Legal consultant Lisa Smith of Fairfax Associates said firms can benefit from providing a way for all members to offer suggestions. People "often have very good ideas about what they see as areas that could use improvement but don't always have a forum to share them," she told me.

That can especially be true at the staff level, where such initiatives may aid in retention. "We're seeing competition for talent not just at the lawyer level but at all levels of the firm," Smith said. "Firms are recognizing the value of business professionals -- and realizing that they're not fungible or easy to replace."

St. John told me Saul Ewing is also acting on other proposed suggestions, such as helping firm members who share common interests come together by forming book clubs, cooking clubs and fitness groups.

The SAULutions “really exceeded our expectations,” he said. “It’s all about having a seat at the table.”

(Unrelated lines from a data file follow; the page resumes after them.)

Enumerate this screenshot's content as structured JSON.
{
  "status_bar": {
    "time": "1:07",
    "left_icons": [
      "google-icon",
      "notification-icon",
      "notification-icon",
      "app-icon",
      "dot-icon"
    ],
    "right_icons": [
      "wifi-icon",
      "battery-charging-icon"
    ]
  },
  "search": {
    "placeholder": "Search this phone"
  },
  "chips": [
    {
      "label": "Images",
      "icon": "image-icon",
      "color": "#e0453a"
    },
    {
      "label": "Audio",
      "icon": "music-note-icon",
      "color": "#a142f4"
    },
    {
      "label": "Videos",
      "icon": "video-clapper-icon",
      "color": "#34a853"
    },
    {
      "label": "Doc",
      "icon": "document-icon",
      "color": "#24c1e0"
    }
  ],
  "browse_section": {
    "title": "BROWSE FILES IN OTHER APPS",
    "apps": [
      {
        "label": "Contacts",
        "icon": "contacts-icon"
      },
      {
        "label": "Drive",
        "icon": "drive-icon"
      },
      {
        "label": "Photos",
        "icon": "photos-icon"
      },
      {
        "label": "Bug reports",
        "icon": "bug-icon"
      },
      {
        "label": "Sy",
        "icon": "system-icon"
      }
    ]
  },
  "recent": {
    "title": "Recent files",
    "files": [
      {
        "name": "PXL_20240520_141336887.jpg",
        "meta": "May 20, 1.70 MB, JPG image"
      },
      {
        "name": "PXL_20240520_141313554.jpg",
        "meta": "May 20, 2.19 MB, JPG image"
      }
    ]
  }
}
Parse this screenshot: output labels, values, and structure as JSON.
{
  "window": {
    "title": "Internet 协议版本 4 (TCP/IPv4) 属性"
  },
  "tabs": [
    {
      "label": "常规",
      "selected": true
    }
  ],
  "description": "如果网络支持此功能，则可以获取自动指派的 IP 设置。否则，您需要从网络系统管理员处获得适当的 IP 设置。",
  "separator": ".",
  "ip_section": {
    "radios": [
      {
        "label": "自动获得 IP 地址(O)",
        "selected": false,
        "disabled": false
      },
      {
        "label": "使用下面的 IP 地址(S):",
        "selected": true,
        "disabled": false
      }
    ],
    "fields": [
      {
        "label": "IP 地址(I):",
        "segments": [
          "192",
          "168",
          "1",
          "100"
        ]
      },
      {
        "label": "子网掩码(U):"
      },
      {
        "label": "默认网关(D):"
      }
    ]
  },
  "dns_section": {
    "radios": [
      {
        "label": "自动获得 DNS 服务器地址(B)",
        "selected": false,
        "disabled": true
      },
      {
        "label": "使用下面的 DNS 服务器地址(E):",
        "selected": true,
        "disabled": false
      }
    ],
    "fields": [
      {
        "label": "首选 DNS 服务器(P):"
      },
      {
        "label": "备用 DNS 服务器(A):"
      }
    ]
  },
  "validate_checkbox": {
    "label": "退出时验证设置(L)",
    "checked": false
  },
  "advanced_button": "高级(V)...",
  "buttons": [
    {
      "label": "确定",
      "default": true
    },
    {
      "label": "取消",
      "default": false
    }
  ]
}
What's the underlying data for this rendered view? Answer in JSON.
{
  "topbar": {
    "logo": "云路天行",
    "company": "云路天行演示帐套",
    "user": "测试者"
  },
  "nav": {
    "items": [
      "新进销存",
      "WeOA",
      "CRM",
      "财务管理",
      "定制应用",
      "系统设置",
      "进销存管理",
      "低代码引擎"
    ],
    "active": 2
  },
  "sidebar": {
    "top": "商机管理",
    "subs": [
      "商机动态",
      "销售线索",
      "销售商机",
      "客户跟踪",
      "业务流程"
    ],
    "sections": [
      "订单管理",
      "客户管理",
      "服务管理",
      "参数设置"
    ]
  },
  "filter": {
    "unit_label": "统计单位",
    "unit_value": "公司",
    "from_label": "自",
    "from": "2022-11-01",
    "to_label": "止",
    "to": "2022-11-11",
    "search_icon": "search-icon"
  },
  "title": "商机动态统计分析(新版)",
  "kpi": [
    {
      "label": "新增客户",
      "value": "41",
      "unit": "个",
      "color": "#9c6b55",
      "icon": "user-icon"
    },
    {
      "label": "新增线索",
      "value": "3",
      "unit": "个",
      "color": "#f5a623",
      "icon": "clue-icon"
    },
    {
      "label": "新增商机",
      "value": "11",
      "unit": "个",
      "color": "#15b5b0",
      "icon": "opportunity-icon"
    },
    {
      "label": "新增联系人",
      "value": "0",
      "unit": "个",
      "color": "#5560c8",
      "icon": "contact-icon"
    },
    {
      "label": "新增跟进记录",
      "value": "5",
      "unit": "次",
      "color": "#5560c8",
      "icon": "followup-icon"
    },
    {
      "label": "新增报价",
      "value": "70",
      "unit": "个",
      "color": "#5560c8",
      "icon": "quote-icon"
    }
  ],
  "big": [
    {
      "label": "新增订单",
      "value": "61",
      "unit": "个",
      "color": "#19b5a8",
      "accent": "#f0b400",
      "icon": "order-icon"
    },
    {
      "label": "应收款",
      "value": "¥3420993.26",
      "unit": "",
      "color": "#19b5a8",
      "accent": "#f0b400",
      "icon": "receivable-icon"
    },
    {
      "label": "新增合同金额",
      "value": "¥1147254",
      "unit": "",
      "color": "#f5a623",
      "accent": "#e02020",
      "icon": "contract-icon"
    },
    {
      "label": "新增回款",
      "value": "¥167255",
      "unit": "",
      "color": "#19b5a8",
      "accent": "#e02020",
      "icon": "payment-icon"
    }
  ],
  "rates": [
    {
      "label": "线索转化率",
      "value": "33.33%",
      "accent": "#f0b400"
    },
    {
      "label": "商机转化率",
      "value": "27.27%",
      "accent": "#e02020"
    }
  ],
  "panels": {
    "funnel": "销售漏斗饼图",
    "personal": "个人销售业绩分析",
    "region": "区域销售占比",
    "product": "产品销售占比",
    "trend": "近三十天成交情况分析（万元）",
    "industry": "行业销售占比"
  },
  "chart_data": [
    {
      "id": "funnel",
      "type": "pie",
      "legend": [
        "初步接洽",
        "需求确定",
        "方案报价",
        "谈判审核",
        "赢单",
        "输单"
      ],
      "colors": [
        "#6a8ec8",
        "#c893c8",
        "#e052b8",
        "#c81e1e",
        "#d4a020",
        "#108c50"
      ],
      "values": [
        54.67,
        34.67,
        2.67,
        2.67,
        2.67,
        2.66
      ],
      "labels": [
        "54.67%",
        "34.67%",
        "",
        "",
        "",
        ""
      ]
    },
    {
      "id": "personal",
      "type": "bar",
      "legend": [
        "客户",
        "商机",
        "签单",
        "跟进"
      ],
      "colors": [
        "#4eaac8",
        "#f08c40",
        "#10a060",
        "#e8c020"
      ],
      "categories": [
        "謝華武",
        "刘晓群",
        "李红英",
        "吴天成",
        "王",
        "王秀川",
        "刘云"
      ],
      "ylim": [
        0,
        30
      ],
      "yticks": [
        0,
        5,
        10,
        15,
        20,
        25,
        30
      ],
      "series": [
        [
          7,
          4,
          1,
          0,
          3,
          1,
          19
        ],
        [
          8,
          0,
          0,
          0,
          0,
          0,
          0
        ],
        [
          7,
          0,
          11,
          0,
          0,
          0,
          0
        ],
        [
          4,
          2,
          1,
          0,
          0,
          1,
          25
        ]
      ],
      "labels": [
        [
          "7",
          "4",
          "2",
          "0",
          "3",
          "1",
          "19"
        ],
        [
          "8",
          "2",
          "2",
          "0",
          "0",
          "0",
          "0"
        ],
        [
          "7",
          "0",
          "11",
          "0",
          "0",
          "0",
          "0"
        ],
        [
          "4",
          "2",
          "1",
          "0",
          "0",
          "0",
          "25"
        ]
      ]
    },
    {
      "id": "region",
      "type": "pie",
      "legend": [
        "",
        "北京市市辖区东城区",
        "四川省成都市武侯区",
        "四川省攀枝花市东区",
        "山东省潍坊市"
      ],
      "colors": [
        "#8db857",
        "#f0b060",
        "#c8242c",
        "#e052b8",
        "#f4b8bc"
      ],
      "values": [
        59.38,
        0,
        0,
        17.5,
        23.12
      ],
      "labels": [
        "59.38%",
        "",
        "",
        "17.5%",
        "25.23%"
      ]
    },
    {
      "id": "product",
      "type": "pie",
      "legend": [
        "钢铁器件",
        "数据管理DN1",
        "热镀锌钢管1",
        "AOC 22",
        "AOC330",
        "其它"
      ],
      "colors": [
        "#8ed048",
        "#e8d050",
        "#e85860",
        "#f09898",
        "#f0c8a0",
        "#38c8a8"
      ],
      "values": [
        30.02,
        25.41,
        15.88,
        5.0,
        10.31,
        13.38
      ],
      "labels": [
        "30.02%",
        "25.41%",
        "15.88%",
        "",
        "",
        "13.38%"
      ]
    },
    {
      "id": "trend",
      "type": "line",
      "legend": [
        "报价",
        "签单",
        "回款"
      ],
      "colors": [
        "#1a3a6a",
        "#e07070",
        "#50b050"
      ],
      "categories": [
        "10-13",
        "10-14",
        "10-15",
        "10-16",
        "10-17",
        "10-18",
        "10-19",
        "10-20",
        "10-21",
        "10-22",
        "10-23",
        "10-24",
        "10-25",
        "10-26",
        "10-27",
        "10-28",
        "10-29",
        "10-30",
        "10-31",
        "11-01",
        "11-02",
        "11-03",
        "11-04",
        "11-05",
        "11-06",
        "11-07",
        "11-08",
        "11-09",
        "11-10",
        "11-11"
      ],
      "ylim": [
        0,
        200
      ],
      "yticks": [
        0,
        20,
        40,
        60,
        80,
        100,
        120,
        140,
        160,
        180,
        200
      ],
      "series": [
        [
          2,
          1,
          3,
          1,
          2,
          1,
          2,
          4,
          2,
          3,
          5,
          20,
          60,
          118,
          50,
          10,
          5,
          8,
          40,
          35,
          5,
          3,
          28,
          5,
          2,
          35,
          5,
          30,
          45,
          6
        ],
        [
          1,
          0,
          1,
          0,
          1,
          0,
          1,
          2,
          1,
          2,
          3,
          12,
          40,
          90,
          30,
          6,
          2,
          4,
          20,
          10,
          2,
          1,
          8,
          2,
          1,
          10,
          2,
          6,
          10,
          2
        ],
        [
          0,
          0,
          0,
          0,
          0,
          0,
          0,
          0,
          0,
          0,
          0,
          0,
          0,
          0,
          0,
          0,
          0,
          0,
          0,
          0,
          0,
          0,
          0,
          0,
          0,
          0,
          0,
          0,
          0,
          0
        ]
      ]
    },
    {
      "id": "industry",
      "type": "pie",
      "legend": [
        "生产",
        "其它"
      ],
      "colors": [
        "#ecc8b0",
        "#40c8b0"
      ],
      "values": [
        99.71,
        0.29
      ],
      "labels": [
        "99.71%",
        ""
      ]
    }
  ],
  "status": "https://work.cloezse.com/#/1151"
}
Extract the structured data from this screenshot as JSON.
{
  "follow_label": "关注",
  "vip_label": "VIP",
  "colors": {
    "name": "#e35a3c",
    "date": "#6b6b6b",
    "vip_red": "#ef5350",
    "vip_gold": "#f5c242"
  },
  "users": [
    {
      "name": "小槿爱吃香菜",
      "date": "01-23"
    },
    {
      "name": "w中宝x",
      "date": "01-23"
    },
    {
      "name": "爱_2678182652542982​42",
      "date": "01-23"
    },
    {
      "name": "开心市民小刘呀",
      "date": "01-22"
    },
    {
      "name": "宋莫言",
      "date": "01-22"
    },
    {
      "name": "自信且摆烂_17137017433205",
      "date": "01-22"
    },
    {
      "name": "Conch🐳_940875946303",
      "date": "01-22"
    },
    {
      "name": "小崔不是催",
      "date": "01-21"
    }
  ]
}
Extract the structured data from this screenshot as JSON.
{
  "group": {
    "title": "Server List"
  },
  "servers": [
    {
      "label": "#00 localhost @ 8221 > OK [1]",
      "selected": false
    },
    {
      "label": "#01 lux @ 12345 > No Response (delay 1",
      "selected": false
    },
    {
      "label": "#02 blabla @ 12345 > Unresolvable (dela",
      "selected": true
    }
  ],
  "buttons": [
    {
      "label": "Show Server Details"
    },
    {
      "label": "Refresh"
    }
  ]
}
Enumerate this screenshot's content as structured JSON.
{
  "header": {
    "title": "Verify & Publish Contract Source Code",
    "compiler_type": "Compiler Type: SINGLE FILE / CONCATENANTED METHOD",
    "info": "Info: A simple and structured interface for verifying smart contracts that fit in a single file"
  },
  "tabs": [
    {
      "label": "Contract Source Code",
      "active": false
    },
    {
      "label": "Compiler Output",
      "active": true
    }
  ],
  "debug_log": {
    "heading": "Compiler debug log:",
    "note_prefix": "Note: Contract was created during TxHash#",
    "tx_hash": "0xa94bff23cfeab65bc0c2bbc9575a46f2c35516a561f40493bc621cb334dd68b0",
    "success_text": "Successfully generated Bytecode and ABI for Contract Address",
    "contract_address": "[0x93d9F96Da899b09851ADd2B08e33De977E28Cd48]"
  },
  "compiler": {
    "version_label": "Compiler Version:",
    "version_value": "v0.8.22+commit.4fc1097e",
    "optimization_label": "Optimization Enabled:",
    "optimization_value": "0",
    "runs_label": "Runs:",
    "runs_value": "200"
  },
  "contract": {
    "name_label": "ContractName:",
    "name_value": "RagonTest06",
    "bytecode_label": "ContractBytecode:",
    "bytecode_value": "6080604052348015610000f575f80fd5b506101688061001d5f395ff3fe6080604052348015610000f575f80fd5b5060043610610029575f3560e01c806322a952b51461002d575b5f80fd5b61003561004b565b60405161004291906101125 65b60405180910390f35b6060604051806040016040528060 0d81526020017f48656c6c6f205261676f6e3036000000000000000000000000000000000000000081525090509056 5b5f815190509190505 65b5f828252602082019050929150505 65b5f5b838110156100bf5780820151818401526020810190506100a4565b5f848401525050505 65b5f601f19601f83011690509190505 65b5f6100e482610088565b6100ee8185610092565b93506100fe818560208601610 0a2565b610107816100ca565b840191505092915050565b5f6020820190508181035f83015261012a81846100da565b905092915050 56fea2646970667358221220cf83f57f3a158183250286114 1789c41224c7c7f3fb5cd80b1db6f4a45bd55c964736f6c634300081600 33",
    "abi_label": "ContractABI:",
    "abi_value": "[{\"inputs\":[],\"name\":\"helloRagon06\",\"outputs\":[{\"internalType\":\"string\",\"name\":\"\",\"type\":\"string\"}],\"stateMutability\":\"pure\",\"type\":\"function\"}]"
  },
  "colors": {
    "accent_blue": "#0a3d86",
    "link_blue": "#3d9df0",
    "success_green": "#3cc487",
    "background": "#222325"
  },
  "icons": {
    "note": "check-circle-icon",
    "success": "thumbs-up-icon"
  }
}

Register now for FREE unlimited access to Reuters.com

Our Standards: The Thomson Reuters Trust Principles.

Opinions expressed are those of the author. They do not reflect the views of Reuters News, which, under the Trust Principles, is committed to integrity, independence, and freedom from bias.

Thomson Reuters

Jenna Greene writes about legal business and culture, taking a broad look at trends in the profession, faces behind the cases, and quirky courtroom dramas. A longtime chronicler of the legal industry and high-profile litigation, she lives in Northern California. Reach Greene at jenna.greene@thomsonreuters.com